Focused on dog fighting

Shana Shuemate, 18, has wanted to be a veterinarian her whole life, so when she started thinking about what to do for her senior project at South Mecklenburg High, it only made sense to focus on animals.

After putting her sewing skills to work, Shuemate not only has completed a project but started a campaign.

Each high school senior in North Carolina must complete a research paper, product, presentation and portfolio based on a topic they determine during their junior year. Topics vary greatly from student to student, with most picking a subject of personal interest.

When Shuemate heard about NFL player Michael Vick's dog-fighting scandal in 2007, she was particularly moved by the helpless animals involved. "I wanted to do something that would help the animals in our community, and dog fighting is just a whole bunch of animal abuse," said Shuemate.

Piggybacking on the awareness created by the Vick sandal, Shuemate decided her project would increase awareness about dog fighting and raise funds for organizations like the Humane Society that help abused animals.

The idea for her project's product came from her Apparel II class at South Meck High. The class makes a variety of items that it sells to raise funds for class supplies. One of its biggest sellers is key chains.

"I figured that was a good way to get the word out about dog fighting," Shuemate said.

After choosing the fabric, Shuemate used her teacher's embroidery machine to make the letters "S.T.F.," for "Survive the Fight," on each key chain. She then borrowed a sewing machine to shape the fabric into neat rectangles attached to key rings.

Shuemate also added a laminated tag to each ring that includes the Web address of the site she created to spread awareness.

"I've been selling the key chains at school and people ask me about them," Shuemate said. "It's been spreading through word of mouth."

So far, she has sold more than 30 key chains for $3 each. She is donating the more than $100 she's raised to the Humane Society of Charlotte.

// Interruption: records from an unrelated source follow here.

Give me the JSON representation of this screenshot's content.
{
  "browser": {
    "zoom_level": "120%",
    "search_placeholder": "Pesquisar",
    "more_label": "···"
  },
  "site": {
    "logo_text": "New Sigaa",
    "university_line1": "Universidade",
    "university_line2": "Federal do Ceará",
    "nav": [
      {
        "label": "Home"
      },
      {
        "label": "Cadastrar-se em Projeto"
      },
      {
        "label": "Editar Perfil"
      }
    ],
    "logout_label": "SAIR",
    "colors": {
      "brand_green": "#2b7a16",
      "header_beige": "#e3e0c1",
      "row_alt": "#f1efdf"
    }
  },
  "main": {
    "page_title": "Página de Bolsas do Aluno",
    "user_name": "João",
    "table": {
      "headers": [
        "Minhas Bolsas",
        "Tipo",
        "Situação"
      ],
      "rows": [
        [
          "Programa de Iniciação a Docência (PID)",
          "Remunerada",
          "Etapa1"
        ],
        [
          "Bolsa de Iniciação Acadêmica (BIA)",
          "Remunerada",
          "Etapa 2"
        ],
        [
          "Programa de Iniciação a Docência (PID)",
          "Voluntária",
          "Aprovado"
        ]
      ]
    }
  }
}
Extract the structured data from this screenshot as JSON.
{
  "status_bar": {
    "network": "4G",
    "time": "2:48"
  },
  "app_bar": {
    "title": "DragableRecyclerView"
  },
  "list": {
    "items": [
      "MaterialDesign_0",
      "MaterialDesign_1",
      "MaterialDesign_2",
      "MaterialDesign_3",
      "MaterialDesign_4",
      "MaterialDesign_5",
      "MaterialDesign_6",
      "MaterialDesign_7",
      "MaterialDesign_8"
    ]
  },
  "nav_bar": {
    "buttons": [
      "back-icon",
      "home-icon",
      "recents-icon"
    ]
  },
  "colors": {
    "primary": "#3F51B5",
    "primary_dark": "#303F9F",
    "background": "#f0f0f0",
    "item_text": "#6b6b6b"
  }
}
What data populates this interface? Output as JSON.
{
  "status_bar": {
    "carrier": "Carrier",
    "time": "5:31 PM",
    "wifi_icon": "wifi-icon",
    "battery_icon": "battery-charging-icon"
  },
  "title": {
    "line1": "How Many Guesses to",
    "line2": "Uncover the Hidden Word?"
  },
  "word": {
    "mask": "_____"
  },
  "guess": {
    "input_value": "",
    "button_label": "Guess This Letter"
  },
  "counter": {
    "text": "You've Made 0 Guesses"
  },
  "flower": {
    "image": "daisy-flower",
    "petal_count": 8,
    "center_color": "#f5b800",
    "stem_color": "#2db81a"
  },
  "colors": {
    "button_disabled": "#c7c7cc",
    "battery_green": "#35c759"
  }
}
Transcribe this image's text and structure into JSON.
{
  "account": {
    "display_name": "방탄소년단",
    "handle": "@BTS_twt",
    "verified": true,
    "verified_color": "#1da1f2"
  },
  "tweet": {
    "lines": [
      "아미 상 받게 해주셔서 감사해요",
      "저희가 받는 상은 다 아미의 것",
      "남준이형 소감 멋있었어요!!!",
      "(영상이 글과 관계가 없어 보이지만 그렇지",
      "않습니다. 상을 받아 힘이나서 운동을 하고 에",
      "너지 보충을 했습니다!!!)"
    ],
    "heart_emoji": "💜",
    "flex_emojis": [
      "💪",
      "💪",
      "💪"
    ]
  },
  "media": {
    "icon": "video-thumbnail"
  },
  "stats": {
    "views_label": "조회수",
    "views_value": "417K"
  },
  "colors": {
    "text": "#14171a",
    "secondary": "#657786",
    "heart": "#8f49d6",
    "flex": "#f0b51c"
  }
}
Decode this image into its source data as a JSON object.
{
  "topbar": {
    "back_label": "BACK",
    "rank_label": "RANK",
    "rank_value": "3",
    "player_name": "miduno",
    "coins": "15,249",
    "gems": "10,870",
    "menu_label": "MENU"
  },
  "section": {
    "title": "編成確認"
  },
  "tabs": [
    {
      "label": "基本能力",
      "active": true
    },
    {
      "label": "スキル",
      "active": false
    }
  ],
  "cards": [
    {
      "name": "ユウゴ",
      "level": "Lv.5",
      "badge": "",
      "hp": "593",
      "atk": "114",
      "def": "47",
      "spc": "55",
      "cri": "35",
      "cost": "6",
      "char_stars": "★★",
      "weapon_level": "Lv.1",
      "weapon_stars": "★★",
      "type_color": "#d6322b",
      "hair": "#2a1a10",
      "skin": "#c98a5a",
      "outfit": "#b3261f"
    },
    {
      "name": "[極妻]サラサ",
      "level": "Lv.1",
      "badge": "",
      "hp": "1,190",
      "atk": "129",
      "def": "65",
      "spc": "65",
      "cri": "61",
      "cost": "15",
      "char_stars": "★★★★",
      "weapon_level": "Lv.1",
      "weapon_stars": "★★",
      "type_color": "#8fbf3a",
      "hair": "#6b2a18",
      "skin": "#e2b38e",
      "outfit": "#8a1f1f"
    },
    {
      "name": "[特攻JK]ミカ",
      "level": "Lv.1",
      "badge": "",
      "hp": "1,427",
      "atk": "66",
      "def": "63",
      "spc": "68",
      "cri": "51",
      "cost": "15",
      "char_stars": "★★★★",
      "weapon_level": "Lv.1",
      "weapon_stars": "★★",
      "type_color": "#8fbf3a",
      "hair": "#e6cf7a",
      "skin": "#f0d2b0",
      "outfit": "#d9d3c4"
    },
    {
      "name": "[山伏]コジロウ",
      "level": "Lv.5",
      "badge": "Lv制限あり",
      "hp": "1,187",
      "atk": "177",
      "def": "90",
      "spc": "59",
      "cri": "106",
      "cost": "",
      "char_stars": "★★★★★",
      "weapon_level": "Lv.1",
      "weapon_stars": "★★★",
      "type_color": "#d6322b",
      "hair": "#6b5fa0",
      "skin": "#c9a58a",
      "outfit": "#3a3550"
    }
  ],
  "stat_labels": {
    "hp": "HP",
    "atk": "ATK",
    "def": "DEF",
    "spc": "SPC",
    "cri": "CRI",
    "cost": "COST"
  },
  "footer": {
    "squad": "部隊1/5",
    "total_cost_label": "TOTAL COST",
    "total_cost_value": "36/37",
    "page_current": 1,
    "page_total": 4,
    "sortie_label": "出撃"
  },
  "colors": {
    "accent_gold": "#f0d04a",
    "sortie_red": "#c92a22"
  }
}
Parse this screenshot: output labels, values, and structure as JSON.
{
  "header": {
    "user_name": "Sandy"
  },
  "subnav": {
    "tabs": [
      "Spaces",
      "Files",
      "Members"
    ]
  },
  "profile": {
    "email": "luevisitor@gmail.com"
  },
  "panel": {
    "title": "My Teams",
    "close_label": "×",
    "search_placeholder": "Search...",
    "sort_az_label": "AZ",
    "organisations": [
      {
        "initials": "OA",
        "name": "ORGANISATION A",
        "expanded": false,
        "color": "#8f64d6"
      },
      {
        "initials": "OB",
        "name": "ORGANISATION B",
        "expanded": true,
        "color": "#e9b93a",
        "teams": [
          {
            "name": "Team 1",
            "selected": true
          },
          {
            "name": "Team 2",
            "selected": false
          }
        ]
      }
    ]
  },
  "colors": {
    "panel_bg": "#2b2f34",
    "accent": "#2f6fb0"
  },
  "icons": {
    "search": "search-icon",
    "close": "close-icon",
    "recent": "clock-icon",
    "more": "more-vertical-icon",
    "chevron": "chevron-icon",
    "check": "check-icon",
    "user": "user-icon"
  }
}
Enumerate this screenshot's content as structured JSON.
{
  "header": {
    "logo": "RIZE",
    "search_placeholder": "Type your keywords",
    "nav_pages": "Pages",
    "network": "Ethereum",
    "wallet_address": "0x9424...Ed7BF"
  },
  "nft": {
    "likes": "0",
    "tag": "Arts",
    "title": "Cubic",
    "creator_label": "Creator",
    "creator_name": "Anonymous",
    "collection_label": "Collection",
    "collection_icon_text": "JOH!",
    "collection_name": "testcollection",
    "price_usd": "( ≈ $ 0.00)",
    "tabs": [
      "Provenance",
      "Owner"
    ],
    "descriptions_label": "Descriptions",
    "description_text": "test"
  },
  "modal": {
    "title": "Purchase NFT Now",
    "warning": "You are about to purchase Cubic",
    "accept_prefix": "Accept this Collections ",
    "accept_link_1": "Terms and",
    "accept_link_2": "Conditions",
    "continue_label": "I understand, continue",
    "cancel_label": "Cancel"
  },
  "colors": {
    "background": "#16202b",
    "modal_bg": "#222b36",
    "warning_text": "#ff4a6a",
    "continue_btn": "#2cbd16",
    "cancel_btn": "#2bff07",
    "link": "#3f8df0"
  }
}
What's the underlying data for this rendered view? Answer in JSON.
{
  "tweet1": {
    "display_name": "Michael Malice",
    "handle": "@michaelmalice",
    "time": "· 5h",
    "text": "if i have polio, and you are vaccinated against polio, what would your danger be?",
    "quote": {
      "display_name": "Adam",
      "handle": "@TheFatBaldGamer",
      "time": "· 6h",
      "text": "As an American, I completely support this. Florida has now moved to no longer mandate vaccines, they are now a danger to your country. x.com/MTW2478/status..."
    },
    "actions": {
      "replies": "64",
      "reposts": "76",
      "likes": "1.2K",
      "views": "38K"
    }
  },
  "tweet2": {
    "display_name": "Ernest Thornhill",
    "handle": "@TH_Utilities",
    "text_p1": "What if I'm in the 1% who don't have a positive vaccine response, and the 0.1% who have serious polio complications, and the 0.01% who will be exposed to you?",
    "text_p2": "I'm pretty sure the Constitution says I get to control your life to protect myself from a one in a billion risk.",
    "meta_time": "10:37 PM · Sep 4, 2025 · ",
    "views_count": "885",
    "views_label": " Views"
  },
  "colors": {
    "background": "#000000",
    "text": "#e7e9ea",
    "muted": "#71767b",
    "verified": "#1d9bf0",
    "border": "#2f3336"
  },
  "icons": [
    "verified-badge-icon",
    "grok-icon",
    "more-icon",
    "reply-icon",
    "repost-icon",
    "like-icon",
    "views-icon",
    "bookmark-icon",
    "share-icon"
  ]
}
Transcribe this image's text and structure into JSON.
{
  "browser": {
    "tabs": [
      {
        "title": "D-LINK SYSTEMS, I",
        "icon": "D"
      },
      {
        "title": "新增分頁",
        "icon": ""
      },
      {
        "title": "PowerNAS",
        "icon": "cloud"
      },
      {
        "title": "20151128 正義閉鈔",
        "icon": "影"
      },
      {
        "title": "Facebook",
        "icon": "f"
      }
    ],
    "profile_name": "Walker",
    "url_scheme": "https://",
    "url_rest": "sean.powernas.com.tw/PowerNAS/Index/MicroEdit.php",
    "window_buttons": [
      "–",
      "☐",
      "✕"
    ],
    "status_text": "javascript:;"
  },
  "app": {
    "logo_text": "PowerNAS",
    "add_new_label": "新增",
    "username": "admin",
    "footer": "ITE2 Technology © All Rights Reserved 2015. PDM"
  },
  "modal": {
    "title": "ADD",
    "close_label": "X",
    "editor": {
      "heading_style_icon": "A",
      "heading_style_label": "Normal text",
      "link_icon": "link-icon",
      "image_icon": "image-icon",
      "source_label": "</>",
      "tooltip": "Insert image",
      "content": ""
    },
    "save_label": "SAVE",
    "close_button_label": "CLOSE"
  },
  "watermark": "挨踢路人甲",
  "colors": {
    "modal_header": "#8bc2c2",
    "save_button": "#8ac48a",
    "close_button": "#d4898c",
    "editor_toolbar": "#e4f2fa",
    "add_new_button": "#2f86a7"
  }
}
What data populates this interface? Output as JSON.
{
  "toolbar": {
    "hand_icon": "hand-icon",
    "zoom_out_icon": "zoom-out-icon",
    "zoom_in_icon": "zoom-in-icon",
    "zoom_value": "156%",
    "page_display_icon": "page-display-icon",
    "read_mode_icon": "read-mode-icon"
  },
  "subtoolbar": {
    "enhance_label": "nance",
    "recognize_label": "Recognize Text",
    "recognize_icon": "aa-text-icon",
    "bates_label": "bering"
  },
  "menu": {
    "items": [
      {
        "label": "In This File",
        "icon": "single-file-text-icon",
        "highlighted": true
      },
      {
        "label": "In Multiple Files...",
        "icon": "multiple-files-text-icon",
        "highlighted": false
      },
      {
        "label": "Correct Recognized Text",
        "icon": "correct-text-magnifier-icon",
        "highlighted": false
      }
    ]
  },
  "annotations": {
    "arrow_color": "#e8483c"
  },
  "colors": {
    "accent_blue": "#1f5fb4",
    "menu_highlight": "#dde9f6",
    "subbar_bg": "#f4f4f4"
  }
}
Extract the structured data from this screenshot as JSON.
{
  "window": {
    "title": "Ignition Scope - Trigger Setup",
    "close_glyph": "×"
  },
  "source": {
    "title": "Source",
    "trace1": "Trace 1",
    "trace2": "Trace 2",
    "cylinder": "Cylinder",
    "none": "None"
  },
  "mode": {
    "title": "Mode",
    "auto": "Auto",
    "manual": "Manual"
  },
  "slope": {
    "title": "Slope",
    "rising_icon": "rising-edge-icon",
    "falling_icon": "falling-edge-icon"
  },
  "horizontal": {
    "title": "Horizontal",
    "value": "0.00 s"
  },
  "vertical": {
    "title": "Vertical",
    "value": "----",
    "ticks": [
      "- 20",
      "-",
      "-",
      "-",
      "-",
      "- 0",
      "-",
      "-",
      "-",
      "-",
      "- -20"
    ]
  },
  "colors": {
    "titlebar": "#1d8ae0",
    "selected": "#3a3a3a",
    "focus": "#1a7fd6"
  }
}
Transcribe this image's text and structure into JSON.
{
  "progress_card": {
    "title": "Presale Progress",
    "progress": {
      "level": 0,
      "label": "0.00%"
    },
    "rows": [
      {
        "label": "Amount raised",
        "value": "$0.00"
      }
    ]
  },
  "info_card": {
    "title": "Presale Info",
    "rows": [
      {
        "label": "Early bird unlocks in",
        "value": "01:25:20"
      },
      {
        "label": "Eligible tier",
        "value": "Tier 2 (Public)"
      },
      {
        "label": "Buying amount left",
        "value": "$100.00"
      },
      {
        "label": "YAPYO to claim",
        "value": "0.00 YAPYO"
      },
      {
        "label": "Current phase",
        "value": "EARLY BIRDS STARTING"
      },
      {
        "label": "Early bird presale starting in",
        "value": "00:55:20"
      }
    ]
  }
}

Through her website and Facebook page, Shuemate has links to news articles, graphs and photos about dog fighting. She makes it clear that instances of dog fighting are on the rise. In Philadelphia alone, it has jumped from less than 100 cases in 2004 to 1,177 cases in 2010.

Shuemate explained that the best way to stop dog fighting is to alert the authorities if you have suspicions it is occurring and to donate to organizations like the Humane Society, ASPCA and PITA, which fight against it.

Having been accepted to UNC Greensboro next year, Shuemate plans to minor in pre-veterinary medicine and then go to veterinary school.

Other than her interest in animals, Shuemate also enjoys history, and she hopes to major in classical studies before going to veterinary school.